## Directions
Which lines of the entries below contain the string "name"? Copy each one.

## Extracted entries
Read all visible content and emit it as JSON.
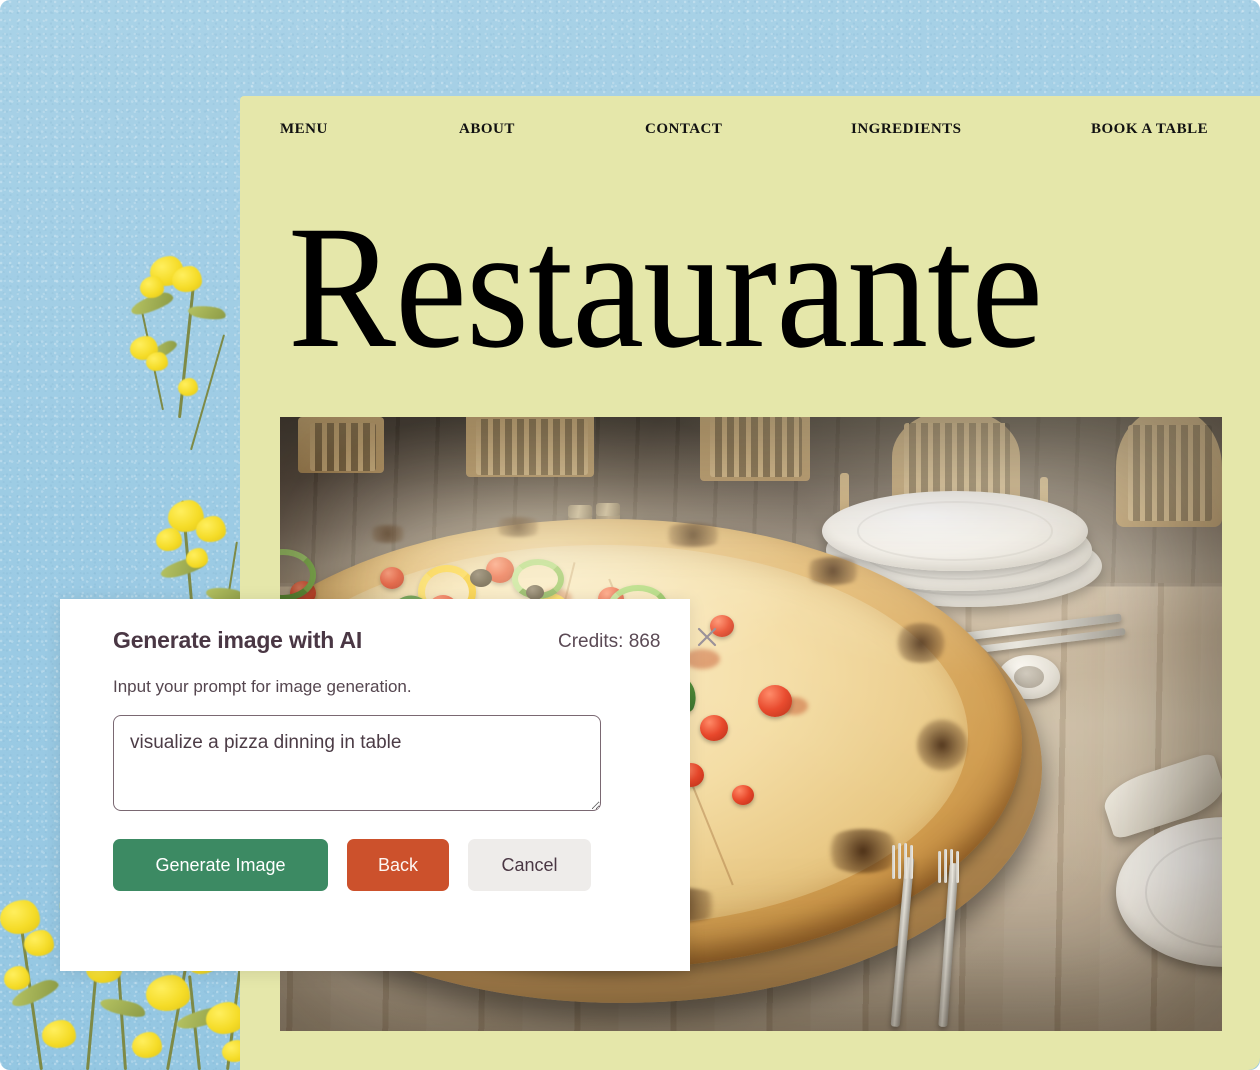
{
  "site": {
    "nav": [
      {
        "label": "MENU"
      },
      {
        "label": "ABOUT"
      },
      {
        "label": "CONTACT"
      },
      {
        "label": "INGREDIENTS"
      },
      {
        "label": "BOOK A TABLE"
      }
    ],
    "hero_title": "Restaurante",
    "hero_image_alt": "Pizza with peppers, cherry tomatoes, olives and basil on a wooden board set on a rustic wooden dining table with plates, cutlery and salt and pepper shakers",
    "background_alt": "Yellow wildflowers against a bright blue sky"
  },
  "dialog": {
    "title": "Generate image with AI",
    "credits_label": "Credits: 868",
    "credits_value": 868,
    "close_icon": "close-icon",
    "subtitle": "Input your prompt for image generation.",
    "prompt_value": "visualize a pizza dinning in table",
    "prompt_placeholder": "",
    "buttons": {
      "generate": "Generate Image",
      "back": "Back",
      "cancel": "Cancel"
    }
  },
  "colors": {
    "page_background": "#e5e7aa",
    "backdrop_sky": "#9ccbe4",
    "flower_yellow": "#f5dc28",
    "dialog_background": "#ffffff",
    "heading_text": "#4a3744",
    "generate_button": "#3c8a63",
    "back_button": "#cc512c",
    "cancel_button": "#eeecea",
    "close_icon": "#9b9299"
  }
}
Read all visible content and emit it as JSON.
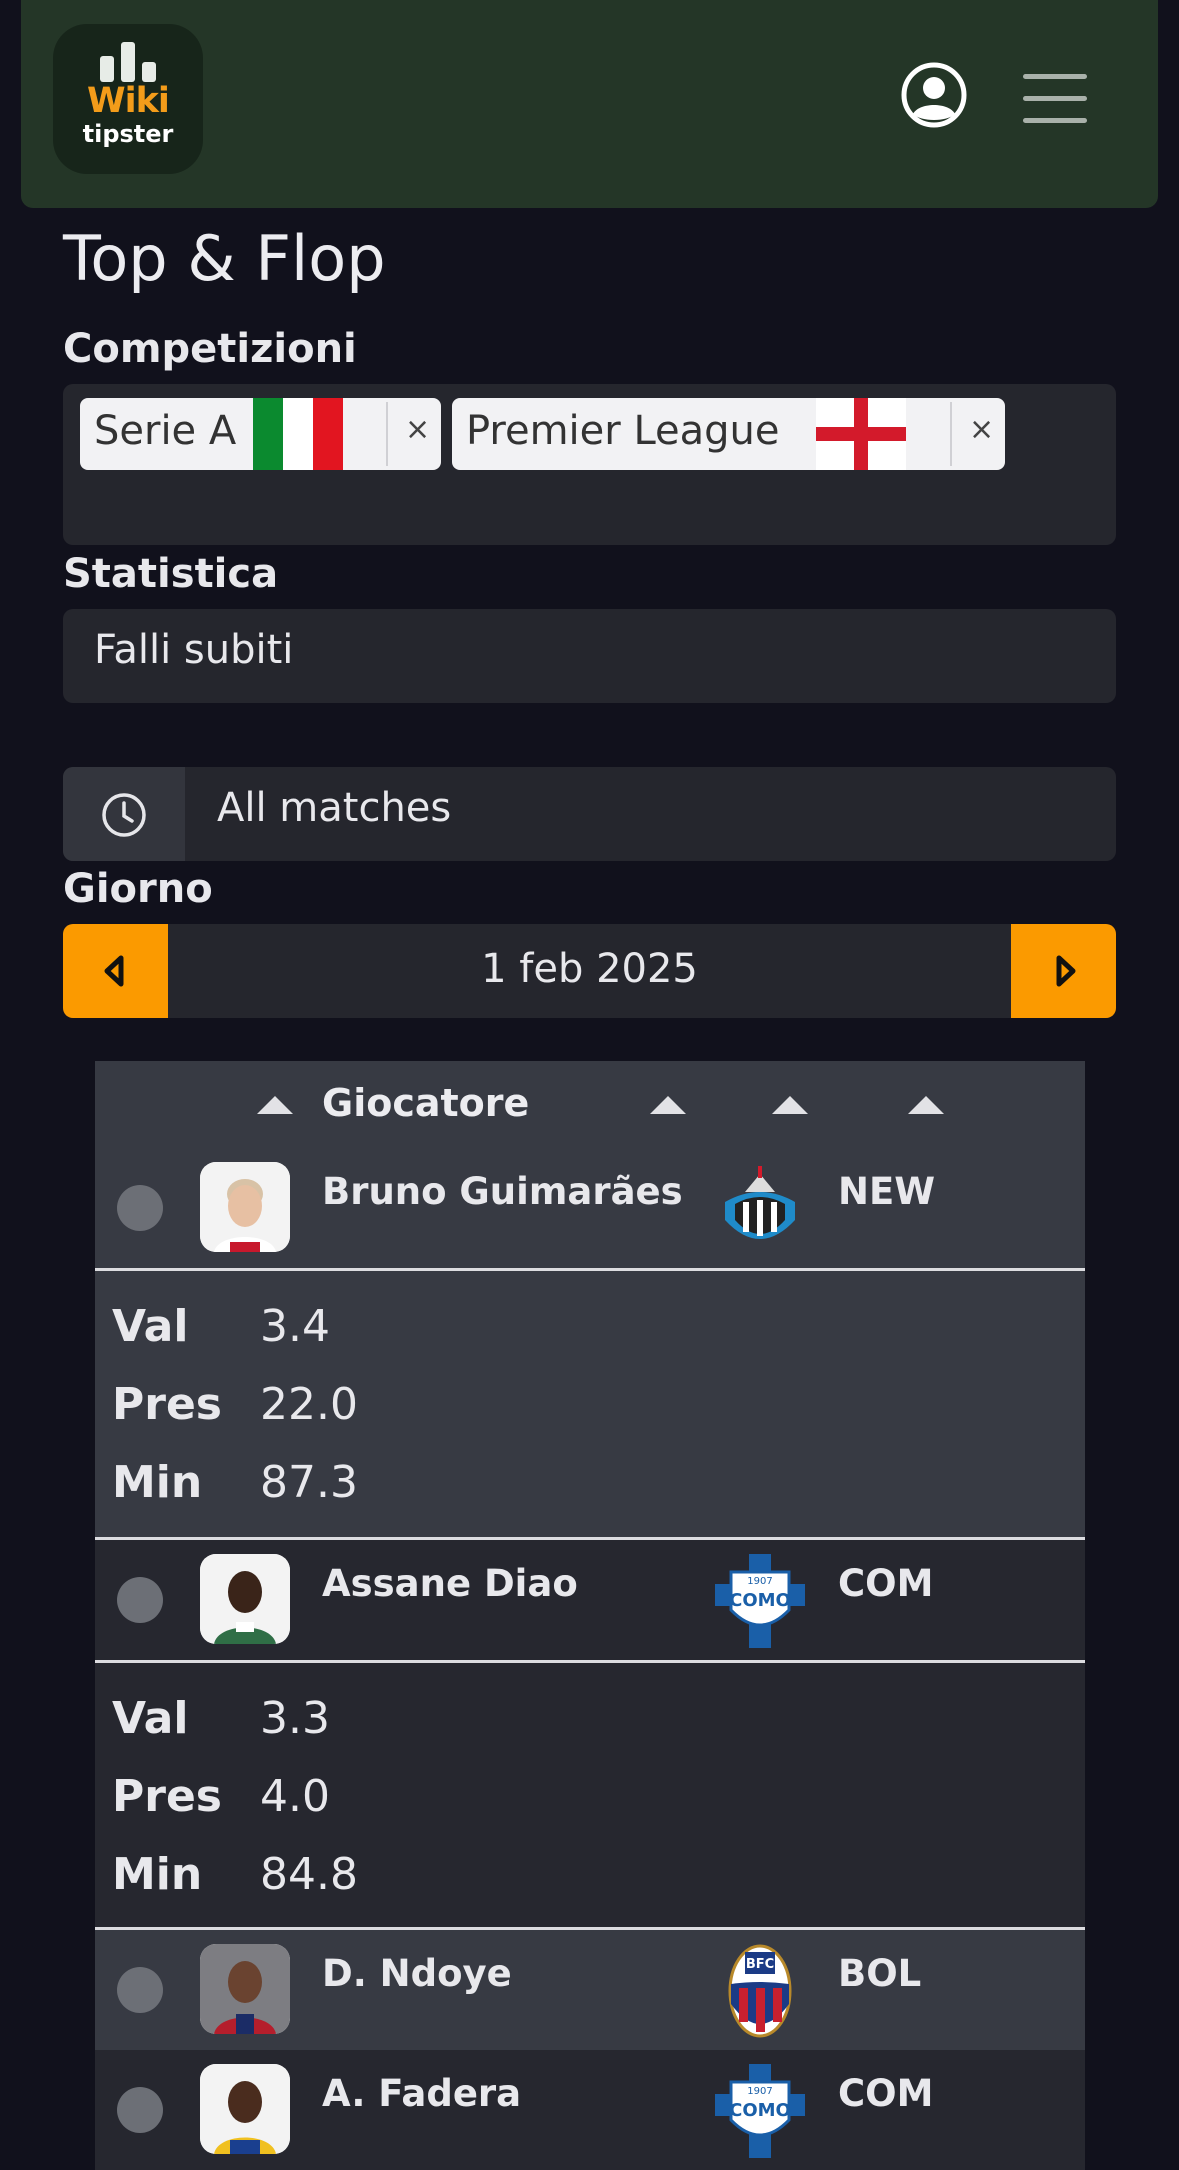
{
  "header": {
    "logo_line1": "Wiki",
    "logo_line2": "tipster",
    "user_icon": "user-circle-icon",
    "menu_icon": "hamburger-menu-icon"
  },
  "page_title": "Top & Flop",
  "competitions": {
    "label": "Competizioni",
    "chips": [
      {
        "label": "Serie A",
        "flag": "italy-flag-icon",
        "remove": "×"
      },
      {
        "label": "Premier League",
        "flag": "england-flag-icon",
        "remove": "×"
      }
    ]
  },
  "statistic": {
    "label": "Statistica",
    "value": "Falli subiti"
  },
  "matches_filter": {
    "icon": "clock-icon",
    "value": "All matches"
  },
  "day": {
    "label": "Giorno",
    "date": "1 feb 2025",
    "prev_icon": "caret-left-icon",
    "next_icon": "caret-right-icon"
  },
  "table": {
    "header": {
      "player": "Giocatore"
    },
    "rows": [
      {
        "name": "Bruno Guimarães",
        "team": "NEW",
        "expanded": true,
        "stats": [
          {
            "key": "Val",
            "value": "3.4"
          },
          {
            "key": "Pres",
            "value": "22.0"
          },
          {
            "key": "Min",
            "value": "87.3"
          }
        ]
      },
      {
        "name": "Assane Diao",
        "team": "COM",
        "expanded": true,
        "stats": [
          {
            "key": "Val",
            "value": "3.3"
          },
          {
            "key": "Pres",
            "value": "4.0"
          },
          {
            "key": "Min",
            "value": "84.8"
          }
        ]
      },
      {
        "name": "D. Ndoye",
        "team": "BOL",
        "expanded": false
      },
      {
        "name": "A. Fadera",
        "team": "COM",
        "expanded": false
      }
    ]
  },
  "colors": {
    "header_bg": "#243627",
    "accent": "#fb9a00",
    "page_bg": "#11111c"
  }
}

## Solved problem
        "name": "Bruno Guimarães",
        "name": "Assane Diao",
        "name": "D. Ndoye",
        "name": "A. Fadera",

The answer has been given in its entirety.